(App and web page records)
....................

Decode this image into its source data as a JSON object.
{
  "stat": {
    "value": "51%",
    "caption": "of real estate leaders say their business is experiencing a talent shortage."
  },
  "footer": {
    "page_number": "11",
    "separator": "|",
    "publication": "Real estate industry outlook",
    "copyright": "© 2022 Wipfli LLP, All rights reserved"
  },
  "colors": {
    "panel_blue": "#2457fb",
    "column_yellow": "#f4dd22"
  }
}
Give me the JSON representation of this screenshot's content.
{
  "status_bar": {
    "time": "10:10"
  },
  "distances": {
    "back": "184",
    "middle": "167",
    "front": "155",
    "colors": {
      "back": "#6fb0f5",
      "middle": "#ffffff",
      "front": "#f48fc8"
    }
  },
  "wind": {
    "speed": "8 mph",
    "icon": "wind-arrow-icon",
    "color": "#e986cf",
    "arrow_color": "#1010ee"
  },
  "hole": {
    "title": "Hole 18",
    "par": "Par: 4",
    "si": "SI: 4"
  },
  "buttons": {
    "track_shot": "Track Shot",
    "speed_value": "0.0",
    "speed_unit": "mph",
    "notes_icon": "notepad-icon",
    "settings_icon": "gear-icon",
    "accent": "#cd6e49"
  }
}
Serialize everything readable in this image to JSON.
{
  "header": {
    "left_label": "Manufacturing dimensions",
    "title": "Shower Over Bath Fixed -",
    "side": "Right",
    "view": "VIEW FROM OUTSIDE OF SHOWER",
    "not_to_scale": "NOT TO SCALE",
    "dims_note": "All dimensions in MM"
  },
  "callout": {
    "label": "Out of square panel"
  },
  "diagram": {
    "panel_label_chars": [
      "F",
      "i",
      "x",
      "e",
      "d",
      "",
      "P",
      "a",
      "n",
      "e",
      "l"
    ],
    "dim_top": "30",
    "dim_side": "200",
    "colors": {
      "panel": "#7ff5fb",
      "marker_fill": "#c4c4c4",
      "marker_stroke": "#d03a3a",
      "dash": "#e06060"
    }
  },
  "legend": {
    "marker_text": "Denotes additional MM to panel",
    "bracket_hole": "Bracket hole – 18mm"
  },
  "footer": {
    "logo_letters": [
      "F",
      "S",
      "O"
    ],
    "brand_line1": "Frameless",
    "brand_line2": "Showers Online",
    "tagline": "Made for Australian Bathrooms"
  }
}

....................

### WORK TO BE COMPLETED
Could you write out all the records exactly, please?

### COMPLETED EXERCISE
Decode this image into its source data as a JSON object.
{
  "stat": {
    "value": "51%",
    "caption": "of real estate leaders say their business is experiencing a talent shortage."
  },
  "footer": {
    "page_number": "11",
    "separator": "|",
    "publication": "Real estate industry outlook",
    "copyright": "© 2022 Wipfli LLP, All rights reserved"
  },
  "colors": {
    "panel_blue": "#2457fb",
    "column_yellow": "#f4dd22"
  }
}
Give me the JSON representation of this screenshot's content.
{
  "status_bar": {
    "time": "10:10"
  },
  "distances": {
    "back": "184",
    "middle": "167",
    "front": "155",
    "colors": {
      "back": "#6fb0f5",
      "middle": "#ffffff",
      "front": "#f48fc8"
    }
  },
  "wind": {
    "speed": "8 mph",
    "icon": "wind-arrow-icon",
    "color": "#e986cf",
    "arrow_color": "#1010ee"
  },
  "hole": {
    "title": "Hole 18",
    "par": "Par: 4",
    "si": "SI: 4"
  },
  "buttons": {
    "track_shot": "Track Shot",
    "speed_value": "0.0",
    "speed_unit": "mph",
    "notes_icon": "notepad-icon",
    "settings_icon": "gear-icon",
    "accent": "#cd6e49"
  }
}
Serialize everything readable in this image to JSON.
{
  "header": {
    "left_label": "Manufacturing dimensions",
    "title": "Shower Over Bath Fixed -",
    "side": "Right",
    "view": "VIEW FROM OUTSIDE OF SHOWER",
    "not_to_scale": "NOT TO SCALE",
    "dims_note": "All dimensions in MM"
  },
  "callout": {
    "label": "Out of square panel"
  },
  "diagram": {
    "panel_label_chars": [
      "F",
      "i",
      "x",
      "e",
      "d",
      "",
      "P",
      "a",
      "n",
      "e",
      "l"
    ],
    "dim_top": "30",
    "dim_side": "200",
    "colors": {
      "panel": "#7ff5fb",
      "marker_fill": "#c4c4c4",
      "marker_stroke": "#d03a3a",
      "dash": "#e06060"
    }
  },
  "legend": {
    "marker_text": "Denotes additional MM to panel",
    "bracket_hole": "Bracket hole – 18mm"
  },
  "footer": {
    "logo_letters": [
      "F",
      "S",
      "O"
    ],
    "brand_line1": "Frameless",
    "brand_line2": "Showers Online",
    "tagline": "Made for Australian Bathrooms"
  }
}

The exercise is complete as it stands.